Resource: Finance & Commerce, Todd Nelson
Minnesota companies hoping to sell or buy more goods and services locally have a new way to connect with one another at MN Supplier Match, an online business-to-business database recently launched by the Minnesota Chamber of Commerce.
The chamber began working on the database about 18 months ago, said Sean O’Neil, business development coordinator at the chamber.
Some of the chamber’s more than 2,300 members wanted “something more systematic and accessible” to search for in-state suppliers, O’Neil said.
“We’re hoping it’s a tool that allows for that more organic way of finding suppliers in your own backyard,” O’Neil said. “A lot of companies want to find suppliers closer to home.”
MN Supplier Match could help some of the state’s smaller companies get on the radar of some of its biggest.
“We have been working with some of the state’s largest Fortune 500 companies to help them expand their local supply chain,” Vicki Stute, the chamber’s vice president of programs and service, said in a statement.
Sourcing from local suppliers offers advantages including “customization, accessibility, rapid delivery, shared networks and trusted quality,” Stute said. “And (the database) creates value for the Minnesota economy by keeping more dollars in the state and making our suppliers and buyers more competitive.”

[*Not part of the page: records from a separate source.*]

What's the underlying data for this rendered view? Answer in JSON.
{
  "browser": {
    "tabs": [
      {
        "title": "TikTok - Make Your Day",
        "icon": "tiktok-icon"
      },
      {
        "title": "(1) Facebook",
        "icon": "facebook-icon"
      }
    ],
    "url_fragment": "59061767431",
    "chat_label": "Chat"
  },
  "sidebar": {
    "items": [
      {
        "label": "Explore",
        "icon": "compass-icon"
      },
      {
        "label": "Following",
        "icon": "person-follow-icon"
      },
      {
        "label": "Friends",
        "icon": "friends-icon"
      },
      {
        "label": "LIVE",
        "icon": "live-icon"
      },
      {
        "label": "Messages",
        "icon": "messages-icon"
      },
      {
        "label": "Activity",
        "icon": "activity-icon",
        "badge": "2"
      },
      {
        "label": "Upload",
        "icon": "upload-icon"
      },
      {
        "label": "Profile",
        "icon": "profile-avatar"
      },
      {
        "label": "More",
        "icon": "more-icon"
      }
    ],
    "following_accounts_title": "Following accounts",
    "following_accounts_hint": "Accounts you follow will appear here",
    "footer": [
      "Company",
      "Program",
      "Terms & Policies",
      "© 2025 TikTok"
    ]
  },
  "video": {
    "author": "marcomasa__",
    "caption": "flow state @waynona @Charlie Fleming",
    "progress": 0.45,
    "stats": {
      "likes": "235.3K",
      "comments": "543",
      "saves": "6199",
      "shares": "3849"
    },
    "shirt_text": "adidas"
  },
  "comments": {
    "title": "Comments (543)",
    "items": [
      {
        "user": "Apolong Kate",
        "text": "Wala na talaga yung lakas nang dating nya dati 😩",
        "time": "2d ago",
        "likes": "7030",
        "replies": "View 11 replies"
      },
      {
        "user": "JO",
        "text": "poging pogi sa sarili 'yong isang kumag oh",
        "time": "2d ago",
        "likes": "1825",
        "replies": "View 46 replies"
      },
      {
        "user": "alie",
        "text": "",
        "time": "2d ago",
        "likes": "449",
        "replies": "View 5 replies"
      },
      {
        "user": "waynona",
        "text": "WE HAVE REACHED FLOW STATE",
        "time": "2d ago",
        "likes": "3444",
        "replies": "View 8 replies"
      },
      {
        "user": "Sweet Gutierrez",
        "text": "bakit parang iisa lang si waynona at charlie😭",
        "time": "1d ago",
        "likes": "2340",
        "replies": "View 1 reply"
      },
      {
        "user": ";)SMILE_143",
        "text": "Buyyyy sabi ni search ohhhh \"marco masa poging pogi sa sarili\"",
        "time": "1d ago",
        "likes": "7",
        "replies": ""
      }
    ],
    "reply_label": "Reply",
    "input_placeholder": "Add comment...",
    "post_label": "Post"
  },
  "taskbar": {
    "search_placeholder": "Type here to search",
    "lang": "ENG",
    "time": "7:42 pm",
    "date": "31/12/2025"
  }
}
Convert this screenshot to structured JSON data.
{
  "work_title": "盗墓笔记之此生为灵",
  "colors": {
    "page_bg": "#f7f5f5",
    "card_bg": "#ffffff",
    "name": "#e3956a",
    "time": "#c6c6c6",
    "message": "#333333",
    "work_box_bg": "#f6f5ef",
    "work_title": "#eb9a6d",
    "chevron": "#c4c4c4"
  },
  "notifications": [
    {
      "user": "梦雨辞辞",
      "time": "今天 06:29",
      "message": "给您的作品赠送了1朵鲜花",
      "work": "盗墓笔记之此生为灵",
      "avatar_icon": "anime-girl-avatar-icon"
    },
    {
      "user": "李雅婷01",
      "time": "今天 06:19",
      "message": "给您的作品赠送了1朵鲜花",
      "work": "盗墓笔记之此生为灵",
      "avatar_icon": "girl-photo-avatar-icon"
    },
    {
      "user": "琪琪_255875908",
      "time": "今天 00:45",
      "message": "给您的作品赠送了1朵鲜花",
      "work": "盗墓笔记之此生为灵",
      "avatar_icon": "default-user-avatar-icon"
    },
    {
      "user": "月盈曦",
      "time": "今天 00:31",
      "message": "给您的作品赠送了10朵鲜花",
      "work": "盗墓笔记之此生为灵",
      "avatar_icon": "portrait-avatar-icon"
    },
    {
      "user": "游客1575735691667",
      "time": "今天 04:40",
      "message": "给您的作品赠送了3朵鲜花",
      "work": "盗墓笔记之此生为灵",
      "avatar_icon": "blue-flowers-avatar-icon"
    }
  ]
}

More than 460 businesses were registered for MN Supplier Match when it launched in January, O’Neil said. The chamber’s goal is to have more than 1,000 businesses in the database by year’s end.
Buyers seeking to access the database must be chamber members, O’Neil said. The cost of a chamber membership starts at $695 and is based on the number of employees a company has in Minnesota.
Suppliers on MN Supplier Match must be chamber members or must have had a visit from Grow Minnesota!, the chamber’s business retention and assistance program, O’Neil said.
More than 7,000 businesses statewide have had such visits during the past 15 years, O’Neil said. The visits are from the chamber or one of more than 70 local chambers and economic development organizations. The company visits help assess business conditions in the state by tracking issues related to workforce, innovation, exports and capital investment plans.
Registered companies can search the database by keyword or one of 60 preset product and service categories, O’Neil said. Users can filter results by criteria including a company’s location, the industries it serves, and whether it is a business owned by minorities, women or veterans.
Kevin McKinnon, deputy commissioner of economic development at the Minnesota Department of Employment and Economic Development, said small manufacturers in the state may be among those who benefit from MN Supplier Match.
“We have an incredible and diverse manufacturing base here in our state,” said McKinnon, who has worked closely with the Grow Minnesota! program. “A lot of our companies — and particularly a lot of our small companies — have significant capacity and ability to serve a variety of industries.”
Bret Weiss, president and CEO of Golden Valley-based WSB & Associates, already has registered WSB on MN Supplier Match. The professional consulting and design firm offers engineering, planning, environmental and construction services to government, energy and commercial clients.
“The stronger we make the state of Minnesota by working together and having a strong economy here with money and profits that are left inside of Minnesota, the better it is for all of us,” Weiss said.
While WSB works across the country, Weiss said he hopes the database will lead to new local opportunities for the firm. At the same time the chamber member said he will use it to find other chamber members to do business with on future projects, including some upcoming marketing needs.
Kris Palestrini, owner of Roseville-based Minnesota Industrial Battery, is another chamber member registered with MN Supplier Match. Minnesota Industrial Battery sells, services and maintains batteries for forklifts and lift trucks in Minnesota and surrounding states, Palestrini said.
Palestrini bought the company 18 months ago from his father-in-law Gene Slattum, who founded it in 1982.
“I’m hoping we get some phone calls and some interest from it,” Palestrini said. “Sometimes it just takes a click or two to get recognition and an opportunity.”